- Task prompt -
Pick out the lines below that include the string "true".

━━ Data for review

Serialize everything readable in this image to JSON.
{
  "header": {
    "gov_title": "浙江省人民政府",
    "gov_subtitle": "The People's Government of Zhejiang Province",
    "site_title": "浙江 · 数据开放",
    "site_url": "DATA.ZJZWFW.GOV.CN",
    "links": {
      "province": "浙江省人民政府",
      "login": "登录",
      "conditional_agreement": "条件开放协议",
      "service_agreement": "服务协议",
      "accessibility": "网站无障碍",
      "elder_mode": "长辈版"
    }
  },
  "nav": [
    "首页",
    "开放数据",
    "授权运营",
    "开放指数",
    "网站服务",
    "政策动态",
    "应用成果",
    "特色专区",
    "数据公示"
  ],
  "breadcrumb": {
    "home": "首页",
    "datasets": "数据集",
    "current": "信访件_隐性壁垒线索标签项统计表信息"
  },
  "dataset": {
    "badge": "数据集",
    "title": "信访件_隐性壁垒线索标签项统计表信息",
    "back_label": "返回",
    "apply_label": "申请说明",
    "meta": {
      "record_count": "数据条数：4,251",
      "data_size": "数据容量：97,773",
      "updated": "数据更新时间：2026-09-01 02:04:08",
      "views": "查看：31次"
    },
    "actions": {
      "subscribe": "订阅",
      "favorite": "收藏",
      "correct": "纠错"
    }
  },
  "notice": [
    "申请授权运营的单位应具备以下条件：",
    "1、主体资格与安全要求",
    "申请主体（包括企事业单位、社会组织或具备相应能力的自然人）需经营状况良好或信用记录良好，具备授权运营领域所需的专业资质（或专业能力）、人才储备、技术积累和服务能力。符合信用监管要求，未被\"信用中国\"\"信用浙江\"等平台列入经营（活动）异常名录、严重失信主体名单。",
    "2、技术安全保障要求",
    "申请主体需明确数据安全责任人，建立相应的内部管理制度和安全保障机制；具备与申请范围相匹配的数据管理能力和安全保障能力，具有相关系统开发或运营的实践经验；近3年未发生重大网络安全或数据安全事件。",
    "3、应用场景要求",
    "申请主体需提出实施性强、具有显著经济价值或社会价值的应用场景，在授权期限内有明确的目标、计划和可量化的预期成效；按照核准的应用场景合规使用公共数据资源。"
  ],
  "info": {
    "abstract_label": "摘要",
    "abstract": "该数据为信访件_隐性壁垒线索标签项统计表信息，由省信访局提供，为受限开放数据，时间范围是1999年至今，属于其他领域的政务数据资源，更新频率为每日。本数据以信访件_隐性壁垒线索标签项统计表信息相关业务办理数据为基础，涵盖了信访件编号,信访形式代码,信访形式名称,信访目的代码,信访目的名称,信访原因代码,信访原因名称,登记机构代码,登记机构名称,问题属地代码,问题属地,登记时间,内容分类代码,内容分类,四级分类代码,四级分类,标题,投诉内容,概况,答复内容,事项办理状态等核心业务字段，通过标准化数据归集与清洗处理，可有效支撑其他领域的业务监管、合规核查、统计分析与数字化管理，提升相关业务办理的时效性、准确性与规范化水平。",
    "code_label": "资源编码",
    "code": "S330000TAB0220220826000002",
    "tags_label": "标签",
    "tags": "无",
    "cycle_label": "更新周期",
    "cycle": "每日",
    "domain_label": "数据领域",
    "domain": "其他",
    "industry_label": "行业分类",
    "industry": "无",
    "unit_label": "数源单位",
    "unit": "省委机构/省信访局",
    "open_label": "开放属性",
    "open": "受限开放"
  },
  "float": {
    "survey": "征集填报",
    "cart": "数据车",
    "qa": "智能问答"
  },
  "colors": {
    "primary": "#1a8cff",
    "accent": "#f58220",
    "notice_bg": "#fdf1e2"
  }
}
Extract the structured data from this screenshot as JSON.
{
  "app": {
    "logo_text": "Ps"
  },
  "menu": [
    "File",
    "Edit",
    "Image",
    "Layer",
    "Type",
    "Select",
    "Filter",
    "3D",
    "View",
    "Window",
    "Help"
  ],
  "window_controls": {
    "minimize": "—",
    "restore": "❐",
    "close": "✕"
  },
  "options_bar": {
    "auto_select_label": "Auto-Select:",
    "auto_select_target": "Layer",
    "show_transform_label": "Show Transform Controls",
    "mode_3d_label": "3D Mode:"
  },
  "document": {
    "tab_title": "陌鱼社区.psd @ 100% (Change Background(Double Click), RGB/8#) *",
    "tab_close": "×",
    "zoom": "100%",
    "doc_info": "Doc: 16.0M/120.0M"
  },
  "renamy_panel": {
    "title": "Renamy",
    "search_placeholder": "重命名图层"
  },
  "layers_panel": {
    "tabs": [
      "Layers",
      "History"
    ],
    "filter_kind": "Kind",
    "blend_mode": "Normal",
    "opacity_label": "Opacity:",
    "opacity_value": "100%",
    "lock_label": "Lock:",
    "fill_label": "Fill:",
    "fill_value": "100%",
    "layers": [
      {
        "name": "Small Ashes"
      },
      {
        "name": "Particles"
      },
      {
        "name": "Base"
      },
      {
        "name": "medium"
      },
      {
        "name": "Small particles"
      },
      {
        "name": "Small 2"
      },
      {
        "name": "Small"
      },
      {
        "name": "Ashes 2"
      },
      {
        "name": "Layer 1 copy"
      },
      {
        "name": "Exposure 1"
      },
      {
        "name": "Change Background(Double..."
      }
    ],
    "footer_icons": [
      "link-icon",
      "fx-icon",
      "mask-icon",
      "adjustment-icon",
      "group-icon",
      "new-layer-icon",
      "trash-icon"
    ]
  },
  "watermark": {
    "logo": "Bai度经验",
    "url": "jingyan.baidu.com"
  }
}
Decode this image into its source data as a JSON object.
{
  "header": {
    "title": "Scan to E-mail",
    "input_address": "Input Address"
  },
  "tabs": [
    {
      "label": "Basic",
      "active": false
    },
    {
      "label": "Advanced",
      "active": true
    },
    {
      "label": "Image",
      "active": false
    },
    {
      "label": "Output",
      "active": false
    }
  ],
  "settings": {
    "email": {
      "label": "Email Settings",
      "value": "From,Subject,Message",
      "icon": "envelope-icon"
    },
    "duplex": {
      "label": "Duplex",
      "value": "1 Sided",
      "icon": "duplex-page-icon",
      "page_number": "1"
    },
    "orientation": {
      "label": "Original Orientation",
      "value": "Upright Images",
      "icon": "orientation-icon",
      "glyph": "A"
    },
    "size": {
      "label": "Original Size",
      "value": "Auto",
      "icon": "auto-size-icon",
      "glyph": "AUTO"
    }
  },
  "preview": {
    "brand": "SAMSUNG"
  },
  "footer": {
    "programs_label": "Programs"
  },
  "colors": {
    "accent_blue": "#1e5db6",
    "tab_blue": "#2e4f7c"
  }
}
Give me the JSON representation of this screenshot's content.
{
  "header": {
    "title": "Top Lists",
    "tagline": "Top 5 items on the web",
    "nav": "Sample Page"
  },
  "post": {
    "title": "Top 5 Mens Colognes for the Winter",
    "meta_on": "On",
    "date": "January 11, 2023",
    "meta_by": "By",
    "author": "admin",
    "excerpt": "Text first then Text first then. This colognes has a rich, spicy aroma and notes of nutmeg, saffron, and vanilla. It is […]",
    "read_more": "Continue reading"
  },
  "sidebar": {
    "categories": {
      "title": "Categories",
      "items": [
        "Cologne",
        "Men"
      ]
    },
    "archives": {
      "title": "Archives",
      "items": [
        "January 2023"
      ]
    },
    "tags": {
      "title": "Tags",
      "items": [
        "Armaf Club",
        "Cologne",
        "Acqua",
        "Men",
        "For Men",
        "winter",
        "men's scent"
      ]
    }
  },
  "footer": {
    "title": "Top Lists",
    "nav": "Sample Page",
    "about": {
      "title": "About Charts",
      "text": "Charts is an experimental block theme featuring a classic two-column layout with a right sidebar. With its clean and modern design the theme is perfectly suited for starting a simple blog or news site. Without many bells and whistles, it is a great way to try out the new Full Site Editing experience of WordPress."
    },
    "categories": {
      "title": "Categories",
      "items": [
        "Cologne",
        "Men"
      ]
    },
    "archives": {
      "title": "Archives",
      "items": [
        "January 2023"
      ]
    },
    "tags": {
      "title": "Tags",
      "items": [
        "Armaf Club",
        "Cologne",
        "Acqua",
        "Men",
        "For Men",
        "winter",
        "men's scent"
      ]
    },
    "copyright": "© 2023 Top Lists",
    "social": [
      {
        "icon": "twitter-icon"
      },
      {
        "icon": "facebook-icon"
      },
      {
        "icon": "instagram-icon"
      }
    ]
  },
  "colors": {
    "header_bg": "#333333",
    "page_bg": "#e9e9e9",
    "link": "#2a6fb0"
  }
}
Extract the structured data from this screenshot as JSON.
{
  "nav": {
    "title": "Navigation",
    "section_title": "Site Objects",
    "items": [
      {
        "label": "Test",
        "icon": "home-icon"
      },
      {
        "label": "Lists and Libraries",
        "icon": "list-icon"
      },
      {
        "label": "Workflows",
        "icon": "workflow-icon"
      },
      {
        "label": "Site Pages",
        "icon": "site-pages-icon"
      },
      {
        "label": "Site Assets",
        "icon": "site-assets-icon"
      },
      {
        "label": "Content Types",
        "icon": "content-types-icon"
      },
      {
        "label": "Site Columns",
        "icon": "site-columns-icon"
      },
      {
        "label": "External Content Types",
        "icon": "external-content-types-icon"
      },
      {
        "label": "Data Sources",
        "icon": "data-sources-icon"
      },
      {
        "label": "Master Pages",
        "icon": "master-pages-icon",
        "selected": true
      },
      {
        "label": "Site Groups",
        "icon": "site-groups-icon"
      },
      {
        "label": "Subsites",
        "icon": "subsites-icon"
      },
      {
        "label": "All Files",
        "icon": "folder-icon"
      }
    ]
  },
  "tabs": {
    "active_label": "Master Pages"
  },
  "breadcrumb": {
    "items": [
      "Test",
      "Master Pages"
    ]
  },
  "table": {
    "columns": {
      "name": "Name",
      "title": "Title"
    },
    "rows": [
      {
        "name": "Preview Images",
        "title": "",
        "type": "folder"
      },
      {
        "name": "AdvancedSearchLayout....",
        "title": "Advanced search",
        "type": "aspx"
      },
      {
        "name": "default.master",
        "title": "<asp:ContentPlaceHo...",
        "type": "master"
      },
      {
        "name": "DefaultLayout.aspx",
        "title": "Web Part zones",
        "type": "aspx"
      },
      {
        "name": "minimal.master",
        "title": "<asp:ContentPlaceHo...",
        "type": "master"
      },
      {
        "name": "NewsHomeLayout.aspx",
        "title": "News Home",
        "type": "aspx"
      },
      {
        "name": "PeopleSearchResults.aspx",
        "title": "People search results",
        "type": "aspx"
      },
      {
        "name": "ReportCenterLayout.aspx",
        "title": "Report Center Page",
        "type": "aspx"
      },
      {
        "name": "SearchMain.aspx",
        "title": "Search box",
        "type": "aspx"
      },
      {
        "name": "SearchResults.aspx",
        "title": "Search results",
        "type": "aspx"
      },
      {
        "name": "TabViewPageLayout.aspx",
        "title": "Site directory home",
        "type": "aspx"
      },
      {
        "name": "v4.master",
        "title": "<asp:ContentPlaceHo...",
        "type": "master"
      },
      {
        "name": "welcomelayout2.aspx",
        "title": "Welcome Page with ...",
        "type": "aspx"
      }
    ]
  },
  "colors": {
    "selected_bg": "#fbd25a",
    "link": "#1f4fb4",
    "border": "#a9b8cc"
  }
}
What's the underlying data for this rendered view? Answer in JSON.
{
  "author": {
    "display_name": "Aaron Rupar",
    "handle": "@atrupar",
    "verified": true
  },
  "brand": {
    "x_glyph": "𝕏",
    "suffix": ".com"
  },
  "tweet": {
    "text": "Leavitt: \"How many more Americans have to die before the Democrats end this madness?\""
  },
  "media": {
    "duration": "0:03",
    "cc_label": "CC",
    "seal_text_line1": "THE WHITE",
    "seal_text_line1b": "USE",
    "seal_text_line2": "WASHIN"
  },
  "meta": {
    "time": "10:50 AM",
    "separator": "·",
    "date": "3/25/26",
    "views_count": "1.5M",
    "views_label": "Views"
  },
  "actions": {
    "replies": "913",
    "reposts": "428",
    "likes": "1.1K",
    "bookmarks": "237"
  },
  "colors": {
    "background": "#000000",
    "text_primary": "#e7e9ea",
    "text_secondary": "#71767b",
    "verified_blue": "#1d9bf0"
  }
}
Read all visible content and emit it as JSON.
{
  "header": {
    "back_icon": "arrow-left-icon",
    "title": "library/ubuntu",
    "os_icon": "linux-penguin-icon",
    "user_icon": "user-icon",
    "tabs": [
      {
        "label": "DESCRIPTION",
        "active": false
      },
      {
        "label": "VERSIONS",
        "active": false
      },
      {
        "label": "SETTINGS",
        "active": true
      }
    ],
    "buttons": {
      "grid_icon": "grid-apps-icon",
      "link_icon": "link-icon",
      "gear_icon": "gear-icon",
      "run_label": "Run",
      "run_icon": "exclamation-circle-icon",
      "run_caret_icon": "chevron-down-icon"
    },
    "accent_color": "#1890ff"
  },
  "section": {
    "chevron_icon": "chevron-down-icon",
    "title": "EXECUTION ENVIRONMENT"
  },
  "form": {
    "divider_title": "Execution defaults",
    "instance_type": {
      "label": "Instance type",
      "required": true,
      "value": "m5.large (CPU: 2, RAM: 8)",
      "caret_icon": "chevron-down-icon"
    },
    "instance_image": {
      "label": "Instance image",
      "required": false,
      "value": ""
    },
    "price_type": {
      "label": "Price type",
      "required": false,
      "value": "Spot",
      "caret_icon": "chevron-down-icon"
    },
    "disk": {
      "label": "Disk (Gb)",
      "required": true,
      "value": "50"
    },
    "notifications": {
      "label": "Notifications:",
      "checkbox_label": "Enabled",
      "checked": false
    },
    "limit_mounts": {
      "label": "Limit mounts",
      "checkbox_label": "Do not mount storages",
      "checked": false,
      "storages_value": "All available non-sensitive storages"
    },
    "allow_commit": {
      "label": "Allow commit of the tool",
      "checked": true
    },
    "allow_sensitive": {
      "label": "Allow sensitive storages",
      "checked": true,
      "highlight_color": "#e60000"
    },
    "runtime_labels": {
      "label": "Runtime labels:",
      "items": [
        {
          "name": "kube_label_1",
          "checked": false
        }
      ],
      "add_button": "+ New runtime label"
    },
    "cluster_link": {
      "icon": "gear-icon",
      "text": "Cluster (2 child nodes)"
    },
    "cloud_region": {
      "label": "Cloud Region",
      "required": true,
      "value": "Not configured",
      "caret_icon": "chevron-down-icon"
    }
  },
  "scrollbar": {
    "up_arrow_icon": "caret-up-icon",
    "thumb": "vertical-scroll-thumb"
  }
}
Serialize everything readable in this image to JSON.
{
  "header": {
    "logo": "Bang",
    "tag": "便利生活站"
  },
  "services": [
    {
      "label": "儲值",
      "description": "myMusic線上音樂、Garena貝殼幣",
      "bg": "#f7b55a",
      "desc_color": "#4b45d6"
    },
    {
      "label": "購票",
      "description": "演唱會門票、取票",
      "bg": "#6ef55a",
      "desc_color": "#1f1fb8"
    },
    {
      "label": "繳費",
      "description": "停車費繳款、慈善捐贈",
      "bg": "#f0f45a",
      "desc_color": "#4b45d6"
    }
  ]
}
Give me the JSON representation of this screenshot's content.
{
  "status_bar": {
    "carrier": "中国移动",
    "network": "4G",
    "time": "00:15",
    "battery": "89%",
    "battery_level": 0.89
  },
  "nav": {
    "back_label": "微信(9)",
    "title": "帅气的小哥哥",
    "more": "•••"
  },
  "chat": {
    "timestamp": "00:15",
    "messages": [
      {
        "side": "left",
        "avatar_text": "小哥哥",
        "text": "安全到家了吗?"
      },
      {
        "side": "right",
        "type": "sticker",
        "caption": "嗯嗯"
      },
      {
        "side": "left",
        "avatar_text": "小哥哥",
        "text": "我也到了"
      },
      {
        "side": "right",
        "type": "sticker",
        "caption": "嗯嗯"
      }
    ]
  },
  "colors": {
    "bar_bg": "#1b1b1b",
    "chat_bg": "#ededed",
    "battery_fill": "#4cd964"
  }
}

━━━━

- Result -
      "active": true
        "selected": true
    "verified": true
        "active": true
      "required": true,
      "required": true,
      "checked": true
      "checked": true,
      "required": true,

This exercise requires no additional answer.